> **Exercise goal**
Please restate each entry word for word.

Collection entries
╔══

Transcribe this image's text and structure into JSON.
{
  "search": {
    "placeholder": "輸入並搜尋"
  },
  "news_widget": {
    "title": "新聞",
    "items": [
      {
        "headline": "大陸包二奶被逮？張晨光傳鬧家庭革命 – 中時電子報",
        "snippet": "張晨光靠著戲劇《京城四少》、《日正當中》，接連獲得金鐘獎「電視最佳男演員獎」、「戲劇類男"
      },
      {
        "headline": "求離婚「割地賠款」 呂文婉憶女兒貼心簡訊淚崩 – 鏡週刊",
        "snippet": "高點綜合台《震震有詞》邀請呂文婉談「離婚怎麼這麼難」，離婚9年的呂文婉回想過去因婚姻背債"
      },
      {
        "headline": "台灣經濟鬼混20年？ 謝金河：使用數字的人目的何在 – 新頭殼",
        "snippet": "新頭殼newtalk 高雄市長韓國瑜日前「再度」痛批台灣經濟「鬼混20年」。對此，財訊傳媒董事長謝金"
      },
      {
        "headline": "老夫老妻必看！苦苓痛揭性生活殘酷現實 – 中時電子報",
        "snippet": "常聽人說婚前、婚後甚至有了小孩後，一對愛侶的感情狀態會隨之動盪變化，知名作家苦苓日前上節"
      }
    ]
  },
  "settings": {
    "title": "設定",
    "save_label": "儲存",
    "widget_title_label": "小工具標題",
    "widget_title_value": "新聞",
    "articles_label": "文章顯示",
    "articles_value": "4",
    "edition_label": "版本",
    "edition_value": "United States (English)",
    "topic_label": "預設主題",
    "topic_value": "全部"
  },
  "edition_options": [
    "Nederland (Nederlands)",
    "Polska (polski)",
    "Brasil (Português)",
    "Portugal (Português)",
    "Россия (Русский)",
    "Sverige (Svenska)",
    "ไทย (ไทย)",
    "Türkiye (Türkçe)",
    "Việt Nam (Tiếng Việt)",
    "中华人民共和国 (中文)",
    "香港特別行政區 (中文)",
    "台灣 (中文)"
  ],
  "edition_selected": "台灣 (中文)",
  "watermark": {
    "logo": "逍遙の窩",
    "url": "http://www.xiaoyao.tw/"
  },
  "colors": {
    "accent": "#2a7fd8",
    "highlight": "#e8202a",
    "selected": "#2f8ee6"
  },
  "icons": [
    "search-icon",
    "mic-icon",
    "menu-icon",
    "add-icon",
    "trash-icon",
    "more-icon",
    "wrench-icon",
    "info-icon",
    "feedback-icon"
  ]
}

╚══

> **Your response**
Transcribe this image's text and structure into JSON.
{
  "search": {
    "placeholder": "輸入並搜尋"
  },
  "news_widget": {
    "title": "新聞",
    "items": [
      {
        "headline": "大陸包二奶被逮？張晨光傳鬧家庭革命 – 中時電子報",
        "snippet": "張晨光靠著戲劇《京城四少》、《日正當中》，接連獲得金鐘獎「電視最佳男演員獎」、「戲劇類男"
      },
      {
        "headline": "求離婚「割地賠款」 呂文婉憶女兒貼心簡訊淚崩 – 鏡週刊",
        "snippet": "高點綜合台《震震有詞》邀請呂文婉談「離婚怎麼這麼難」，離婚9年的呂文婉回想過去因婚姻背債"
      },
      {
        "headline": "台灣經濟鬼混20年？ 謝金河：使用數字的人目的何在 – 新頭殼",
        "snippet": "新頭殼newtalk 高雄市長韓國瑜日前「再度」痛批台灣經濟「鬼混20年」。對此，財訊傳媒董事長謝金"
      },
      {
        "headline": "老夫老妻必看！苦苓痛揭性生活殘酷現實 – 中時電子報",
        "snippet": "常聽人說婚前、婚後甚至有了小孩後，一對愛侶的感情狀態會隨之動盪變化，知名作家苦苓日前上節"
      }
    ]
  },
  "settings": {
    "title": "設定",
    "save_label": "儲存",
    "widget_title_label": "小工具標題",
    "widget_title_value": "新聞",
    "articles_label": "文章顯示",
    "articles_value": "4",
    "edition_label": "版本",
    "edition_value": "United States (English)",
    "topic_label": "預設主題",
    "topic_value": "全部"
  },
  "edition_options": [
    "Nederland (Nederlands)",
    "Polska (polski)",
    "Brasil (Português)",
    "Portugal (Português)",
    "Россия (Русский)",
    "Sverige (Svenska)",
    "ไทย (ไทย)",
    "Türkiye (Türkçe)",
    "Việt Nam (Tiếng Việt)",
    "中华人民共和国 (中文)",
    "香港特別行政區 (中文)",
    "台灣 (中文)"
  ],
  "edition_selected": "台灣 (中文)",
  "watermark": {
    "logo": "逍遙の窩",
    "url": "http://www.xiaoyao.tw/"
  },
  "colors": {
    "accent": "#2a7fd8",
    "highlight": "#e8202a",
    "selected": "#2f8ee6"
  },
  "icons": [
    "search-icon",
    "mic-icon",
    "menu-icon",
    "add-icon",
    "trash-icon",
    "more-icon",
    "wrench-icon",
    "info-icon",
    "feedback-icon"
  ]
}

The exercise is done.